◆ **Problem to work on**
Would you please copy each line of the data in which the string "search" occurs?

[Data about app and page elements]
+ + + + + + +

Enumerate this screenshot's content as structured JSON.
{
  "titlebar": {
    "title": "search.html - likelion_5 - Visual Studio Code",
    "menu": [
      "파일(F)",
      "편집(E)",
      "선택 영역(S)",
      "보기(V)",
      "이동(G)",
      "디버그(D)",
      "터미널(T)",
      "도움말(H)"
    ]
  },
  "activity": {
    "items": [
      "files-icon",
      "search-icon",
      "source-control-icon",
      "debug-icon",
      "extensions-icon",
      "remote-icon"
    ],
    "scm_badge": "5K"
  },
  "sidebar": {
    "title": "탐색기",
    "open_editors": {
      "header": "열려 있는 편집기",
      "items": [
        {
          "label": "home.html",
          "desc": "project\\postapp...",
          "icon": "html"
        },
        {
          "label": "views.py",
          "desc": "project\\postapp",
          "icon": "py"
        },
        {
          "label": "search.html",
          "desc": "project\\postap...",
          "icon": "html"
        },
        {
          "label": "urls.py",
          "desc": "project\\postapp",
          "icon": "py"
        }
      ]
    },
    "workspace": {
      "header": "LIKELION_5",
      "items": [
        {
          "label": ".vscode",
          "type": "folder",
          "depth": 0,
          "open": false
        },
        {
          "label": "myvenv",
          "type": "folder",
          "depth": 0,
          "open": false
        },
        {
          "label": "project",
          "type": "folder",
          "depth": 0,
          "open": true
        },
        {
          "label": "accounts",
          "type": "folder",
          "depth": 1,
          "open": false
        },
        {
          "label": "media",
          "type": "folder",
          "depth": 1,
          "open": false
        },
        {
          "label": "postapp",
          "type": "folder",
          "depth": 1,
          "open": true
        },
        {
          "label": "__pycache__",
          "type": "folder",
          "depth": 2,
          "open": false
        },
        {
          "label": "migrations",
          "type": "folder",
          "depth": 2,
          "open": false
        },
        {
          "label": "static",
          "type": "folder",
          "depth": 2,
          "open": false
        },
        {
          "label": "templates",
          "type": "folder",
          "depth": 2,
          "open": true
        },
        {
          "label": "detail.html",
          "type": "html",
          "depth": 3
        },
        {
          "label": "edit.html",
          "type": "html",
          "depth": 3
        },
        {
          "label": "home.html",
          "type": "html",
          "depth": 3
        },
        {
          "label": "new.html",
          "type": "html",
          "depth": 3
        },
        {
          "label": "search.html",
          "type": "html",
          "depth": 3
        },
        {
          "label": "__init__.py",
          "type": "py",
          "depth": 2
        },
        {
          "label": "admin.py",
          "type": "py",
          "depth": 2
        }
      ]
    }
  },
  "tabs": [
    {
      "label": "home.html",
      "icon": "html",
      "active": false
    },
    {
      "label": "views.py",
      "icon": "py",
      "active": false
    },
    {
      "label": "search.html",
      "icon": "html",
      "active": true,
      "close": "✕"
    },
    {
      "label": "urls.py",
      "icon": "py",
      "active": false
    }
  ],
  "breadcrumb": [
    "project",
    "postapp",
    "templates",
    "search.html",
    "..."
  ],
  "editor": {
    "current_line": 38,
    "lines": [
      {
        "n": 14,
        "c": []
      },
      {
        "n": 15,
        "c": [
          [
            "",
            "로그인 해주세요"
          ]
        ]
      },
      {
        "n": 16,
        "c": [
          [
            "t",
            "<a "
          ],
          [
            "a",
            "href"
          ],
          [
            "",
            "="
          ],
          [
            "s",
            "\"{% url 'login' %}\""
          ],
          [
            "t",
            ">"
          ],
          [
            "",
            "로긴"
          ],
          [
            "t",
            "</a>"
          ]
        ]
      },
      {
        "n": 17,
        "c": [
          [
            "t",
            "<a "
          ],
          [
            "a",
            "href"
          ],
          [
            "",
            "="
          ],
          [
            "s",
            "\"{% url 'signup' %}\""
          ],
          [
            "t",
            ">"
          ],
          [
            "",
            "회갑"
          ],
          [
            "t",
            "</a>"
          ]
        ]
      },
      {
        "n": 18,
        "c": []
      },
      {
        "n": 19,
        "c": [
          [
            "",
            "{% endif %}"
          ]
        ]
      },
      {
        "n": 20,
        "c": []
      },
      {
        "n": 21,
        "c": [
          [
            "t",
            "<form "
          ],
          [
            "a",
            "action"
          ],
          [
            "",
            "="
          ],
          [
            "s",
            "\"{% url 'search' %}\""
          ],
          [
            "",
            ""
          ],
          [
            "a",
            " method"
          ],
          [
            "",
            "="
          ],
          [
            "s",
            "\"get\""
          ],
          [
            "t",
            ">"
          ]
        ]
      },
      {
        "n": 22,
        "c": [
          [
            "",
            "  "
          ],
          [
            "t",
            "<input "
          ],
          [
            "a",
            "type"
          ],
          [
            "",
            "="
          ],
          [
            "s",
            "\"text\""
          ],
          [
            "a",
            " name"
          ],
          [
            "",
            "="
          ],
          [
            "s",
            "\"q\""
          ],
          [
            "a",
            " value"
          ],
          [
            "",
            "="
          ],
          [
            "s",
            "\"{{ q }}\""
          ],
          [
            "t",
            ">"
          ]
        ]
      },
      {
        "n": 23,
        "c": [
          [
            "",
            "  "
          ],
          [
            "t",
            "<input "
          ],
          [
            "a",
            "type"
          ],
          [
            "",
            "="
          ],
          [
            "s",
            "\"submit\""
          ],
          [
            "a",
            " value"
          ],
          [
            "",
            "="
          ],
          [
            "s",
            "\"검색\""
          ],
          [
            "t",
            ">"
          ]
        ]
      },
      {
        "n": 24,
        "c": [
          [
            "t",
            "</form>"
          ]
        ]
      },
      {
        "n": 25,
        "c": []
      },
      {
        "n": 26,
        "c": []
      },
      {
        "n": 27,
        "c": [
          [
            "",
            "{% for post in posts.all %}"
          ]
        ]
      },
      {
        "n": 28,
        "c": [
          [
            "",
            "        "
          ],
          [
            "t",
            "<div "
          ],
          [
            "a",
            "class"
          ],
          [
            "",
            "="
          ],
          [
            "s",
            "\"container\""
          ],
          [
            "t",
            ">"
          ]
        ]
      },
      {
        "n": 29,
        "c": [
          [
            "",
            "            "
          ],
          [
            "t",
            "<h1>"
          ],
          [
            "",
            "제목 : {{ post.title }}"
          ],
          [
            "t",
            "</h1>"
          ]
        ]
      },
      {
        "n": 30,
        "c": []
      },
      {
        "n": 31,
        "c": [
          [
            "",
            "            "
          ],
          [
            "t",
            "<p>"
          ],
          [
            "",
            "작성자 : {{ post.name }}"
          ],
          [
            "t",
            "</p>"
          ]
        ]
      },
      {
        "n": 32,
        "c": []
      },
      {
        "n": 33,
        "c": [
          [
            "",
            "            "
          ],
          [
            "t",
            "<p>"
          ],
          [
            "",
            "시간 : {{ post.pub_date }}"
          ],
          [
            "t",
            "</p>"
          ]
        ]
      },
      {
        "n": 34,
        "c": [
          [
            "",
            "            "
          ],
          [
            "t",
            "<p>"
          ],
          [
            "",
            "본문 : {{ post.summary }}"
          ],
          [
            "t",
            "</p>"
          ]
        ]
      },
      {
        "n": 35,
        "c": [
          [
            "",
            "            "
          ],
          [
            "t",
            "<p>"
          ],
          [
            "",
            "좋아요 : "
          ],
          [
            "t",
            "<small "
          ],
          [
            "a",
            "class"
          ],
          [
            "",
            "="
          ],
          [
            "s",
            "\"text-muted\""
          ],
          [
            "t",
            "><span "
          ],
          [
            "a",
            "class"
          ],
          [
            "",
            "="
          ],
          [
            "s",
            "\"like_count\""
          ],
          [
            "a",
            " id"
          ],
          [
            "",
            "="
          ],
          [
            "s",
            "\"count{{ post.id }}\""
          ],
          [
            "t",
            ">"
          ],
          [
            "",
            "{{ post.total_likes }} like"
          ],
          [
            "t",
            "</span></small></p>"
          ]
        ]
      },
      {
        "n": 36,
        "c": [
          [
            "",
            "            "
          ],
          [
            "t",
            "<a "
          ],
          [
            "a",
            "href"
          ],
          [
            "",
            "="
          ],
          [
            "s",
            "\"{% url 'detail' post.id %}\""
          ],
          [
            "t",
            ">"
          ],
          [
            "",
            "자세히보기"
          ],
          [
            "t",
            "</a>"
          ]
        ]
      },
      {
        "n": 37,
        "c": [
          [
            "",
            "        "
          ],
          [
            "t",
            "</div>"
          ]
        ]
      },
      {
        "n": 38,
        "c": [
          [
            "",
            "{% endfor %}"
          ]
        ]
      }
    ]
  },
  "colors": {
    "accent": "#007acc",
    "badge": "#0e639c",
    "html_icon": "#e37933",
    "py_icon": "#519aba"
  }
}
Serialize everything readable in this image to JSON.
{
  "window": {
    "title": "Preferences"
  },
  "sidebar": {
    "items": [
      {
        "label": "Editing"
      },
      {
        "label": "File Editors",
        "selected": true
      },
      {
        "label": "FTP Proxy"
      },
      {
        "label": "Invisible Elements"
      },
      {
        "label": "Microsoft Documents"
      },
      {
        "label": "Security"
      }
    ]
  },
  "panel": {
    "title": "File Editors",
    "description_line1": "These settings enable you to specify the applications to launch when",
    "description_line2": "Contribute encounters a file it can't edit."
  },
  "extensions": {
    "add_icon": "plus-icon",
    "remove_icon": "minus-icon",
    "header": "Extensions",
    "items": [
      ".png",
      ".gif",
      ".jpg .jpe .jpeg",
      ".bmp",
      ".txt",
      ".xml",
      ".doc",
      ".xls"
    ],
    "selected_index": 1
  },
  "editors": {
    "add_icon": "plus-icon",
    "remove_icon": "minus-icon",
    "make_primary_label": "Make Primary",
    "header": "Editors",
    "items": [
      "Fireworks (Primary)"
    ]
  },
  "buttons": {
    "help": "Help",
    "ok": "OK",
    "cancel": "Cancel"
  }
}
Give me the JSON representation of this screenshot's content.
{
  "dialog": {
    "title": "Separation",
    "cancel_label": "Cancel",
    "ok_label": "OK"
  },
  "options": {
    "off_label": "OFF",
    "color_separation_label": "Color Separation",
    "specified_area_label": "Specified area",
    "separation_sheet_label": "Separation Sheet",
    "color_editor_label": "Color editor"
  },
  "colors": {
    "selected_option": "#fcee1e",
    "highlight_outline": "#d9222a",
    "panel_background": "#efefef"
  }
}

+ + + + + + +

◆ **Output of the task**
    "title": "search.html - likelion_5 - Visual Studio Code",
      "search-icon",
          "label": "search.html",
          "label": "search.html",
      "label": "search.html",
    "search.html",
            "\"{% url 'search' %}\""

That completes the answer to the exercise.